• **WHAT TO PRODUCE**:
Once you have read the data below, write it all out exactly.
• • • •
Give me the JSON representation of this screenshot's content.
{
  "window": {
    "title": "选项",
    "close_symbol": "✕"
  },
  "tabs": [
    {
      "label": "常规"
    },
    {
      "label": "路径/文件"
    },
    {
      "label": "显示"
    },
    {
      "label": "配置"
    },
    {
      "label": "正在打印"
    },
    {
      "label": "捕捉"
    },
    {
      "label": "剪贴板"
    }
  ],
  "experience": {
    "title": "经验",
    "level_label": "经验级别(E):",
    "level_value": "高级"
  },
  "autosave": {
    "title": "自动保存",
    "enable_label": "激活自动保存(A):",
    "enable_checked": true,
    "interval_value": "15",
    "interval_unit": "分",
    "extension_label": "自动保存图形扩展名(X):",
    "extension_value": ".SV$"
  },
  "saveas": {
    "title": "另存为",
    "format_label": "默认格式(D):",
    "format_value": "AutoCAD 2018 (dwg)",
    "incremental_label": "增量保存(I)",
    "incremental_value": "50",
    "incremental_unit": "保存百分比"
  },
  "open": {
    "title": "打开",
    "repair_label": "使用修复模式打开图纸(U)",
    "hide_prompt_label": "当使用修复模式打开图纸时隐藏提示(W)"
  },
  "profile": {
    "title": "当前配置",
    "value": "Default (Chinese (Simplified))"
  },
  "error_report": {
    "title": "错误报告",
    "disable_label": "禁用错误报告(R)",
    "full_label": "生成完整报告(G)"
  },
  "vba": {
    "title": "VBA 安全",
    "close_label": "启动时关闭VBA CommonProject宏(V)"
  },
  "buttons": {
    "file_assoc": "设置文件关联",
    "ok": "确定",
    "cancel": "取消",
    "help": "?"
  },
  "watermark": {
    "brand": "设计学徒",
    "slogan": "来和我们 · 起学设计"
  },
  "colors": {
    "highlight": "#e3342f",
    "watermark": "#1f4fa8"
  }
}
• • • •
• **SOLVED EXERCISE**:
Give me the JSON representation of this screenshot's content.
{
  "window": {
    "title": "选项",
    "close_symbol": "✕"
  },
  "tabs": [
    {
      "label": "常规"
    },
    {
      "label": "路径/文件"
    },
    {
      "label": "显示"
    },
    {
      "label": "配置"
    },
    {
      "label": "正在打印"
    },
    {
      "label": "捕捉"
    },
    {
      "label": "剪贴板"
    }
  ],
  "experience": {
    "title": "经验",
    "level_label": "经验级别(E):",
    "level_value": "高级"
  },
  "autosave": {
    "title": "自动保存",
    "enable_label": "激活自动保存(A):",
    "enable_checked": true,
    "interval_value": "15",
    "interval_unit": "分",
    "extension_label": "自动保存图形扩展名(X):",
    "extension_value": ".SV$"
  },
  "saveas": {
    "title": "另存为",
    "format_label": "默认格式(D):",
    "format_value": "AutoCAD 2018 (dwg)",
    "incremental_label": "增量保存(I)",
    "incremental_value": "50",
    "incremental_unit": "保存百分比"
  },
  "open": {
    "title": "打开",
    "repair_label": "使用修复模式打开图纸(U)",
    "hide_prompt_label": "当使用修复模式打开图纸时隐藏提示(W)"
  },
  "profile": {
    "title": "当前配置",
    "value": "Default (Chinese (Simplified))"
  },
  "error_report": {
    "title": "错误报告",
    "disable_label": "禁用错误报告(R)",
    "full_label": "生成完整报告(G)"
  },
  "vba": {
    "title": "VBA 安全",
    "close_label": "启动时关闭VBA CommonProject宏(V)"
  },
  "buttons": {
    "file_assoc": "设置文件关联",
    "ok": "确定",
    "cancel": "取消",
    "help": "?"
  },
  "watermark": {
    "brand": "设计学徒",
    "slogan": "来和我们 · 起学设计"
  },
  "colors": {
    "highlight": "#e3342f",
    "watermark": "#1f4fa8"
  }
}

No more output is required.